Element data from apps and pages
============

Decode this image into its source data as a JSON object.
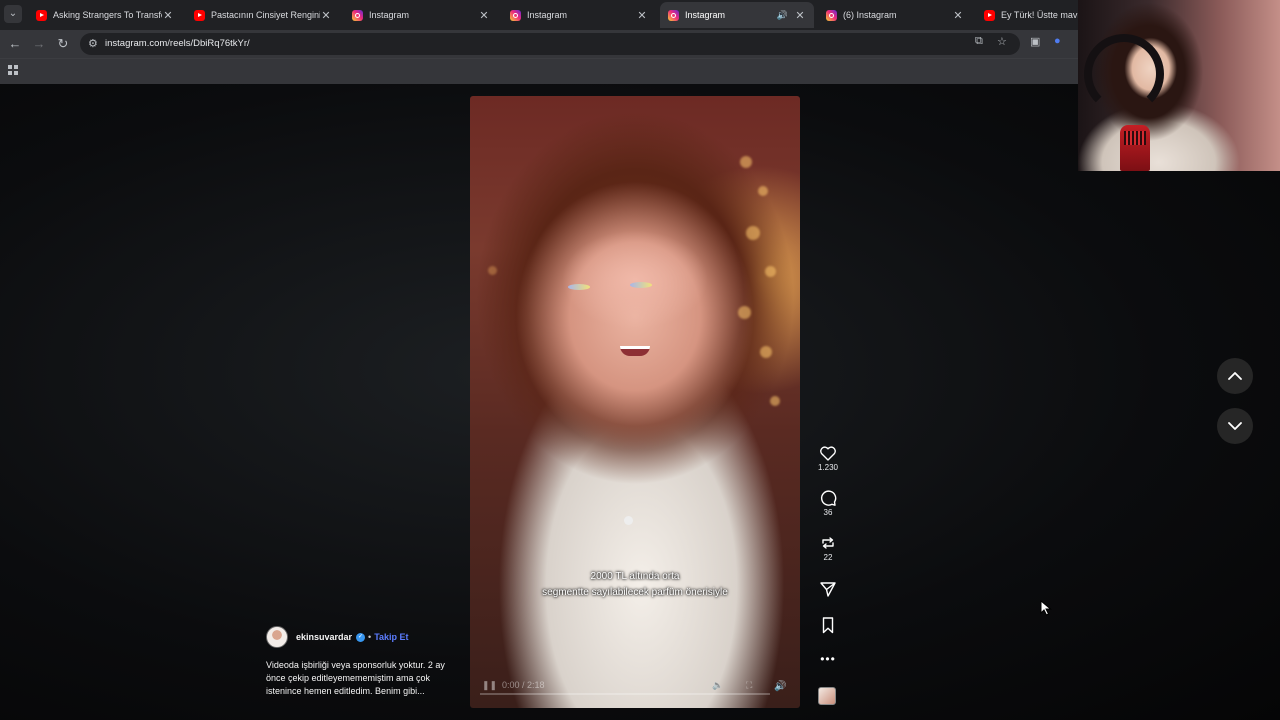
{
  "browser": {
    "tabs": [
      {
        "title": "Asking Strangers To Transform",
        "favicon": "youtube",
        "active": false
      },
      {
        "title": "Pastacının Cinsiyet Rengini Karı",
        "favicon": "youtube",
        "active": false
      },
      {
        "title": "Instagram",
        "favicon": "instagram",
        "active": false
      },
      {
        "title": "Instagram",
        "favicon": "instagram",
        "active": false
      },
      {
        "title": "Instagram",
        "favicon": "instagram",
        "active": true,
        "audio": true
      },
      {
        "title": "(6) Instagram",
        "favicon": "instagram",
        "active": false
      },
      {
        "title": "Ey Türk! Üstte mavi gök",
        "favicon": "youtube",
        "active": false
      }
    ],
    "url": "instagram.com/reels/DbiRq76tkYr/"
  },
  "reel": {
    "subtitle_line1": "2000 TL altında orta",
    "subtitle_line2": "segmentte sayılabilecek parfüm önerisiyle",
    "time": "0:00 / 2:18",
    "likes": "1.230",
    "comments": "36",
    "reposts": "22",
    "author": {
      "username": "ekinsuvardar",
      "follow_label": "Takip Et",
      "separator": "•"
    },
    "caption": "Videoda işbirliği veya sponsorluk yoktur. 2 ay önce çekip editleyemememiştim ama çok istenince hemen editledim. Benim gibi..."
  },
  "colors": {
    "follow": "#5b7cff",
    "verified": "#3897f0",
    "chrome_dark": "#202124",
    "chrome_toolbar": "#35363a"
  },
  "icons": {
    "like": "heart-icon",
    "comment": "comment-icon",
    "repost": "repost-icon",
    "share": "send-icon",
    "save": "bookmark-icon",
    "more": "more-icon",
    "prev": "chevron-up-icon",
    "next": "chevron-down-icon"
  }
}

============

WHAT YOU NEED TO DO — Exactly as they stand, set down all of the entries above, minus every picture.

WRITTEN SOLUTION —
Decode this image into its source data as a JSON object.
{
  "browser": {
    "tabs": [
      {
        "title": "Asking Strangers To Transform",
        "favicon": "youtube",
        "active": false
      },
      {
        "title": "Pastacının Cinsiyet Rengini Karı",
        "favicon": "youtube",
        "active": false
      },
      {
        "title": "Instagram",
        "favicon": "instagram",
        "active": false
      },
      {
        "title": "Instagram",
        "favicon": "instagram",
        "active": false
      },
      {
        "title": "Instagram",
        "favicon": "instagram",
        "active": true,
        "audio": true
      },
      {
        "title": "(6) Instagram",
        "favicon": "instagram",
        "active": false
      },
      {
        "title": "Ey Türk! Üstte mavi gök",
        "favicon": "youtube",
        "active": false
      }
    ],
    "url": "instagram.com/reels/DbiRq76tkYr/"
  },
  "reel": {
    "subtitle_line1": "2000 TL altında orta",
    "subtitle_line2": "segmentte sayılabilecek parfüm önerisiyle",
    "time": "0:00 / 2:18",
    "likes": "1.230",
    "comments": "36",
    "reposts": "22",
    "author": {
      "username": "ekinsuvardar",
      "follow_label": "Takip Et",
      "separator": "•"
    },
    "caption": "Videoda işbirliği veya sponsorluk yoktur. 2 ay önce çekip editleyemememiştim ama çok istenince hemen editledim. Benim gibi..."
  },
  "colors": {
    "follow": "#5b7cff",
    "verified": "#3897f0",
    "chrome_dark": "#202124",
    "chrome_toolbar": "#35363a"
  },
  "icons": {
    "like": "heart-icon",
    "comment": "comment-icon",
    "repost": "repost-icon",
    "share": "send-icon",
    "save": "bookmark-icon",
    "more": "more-icon",
    "prev": "chevron-up-icon",
    "next": "chevron-down-icon"
  }
}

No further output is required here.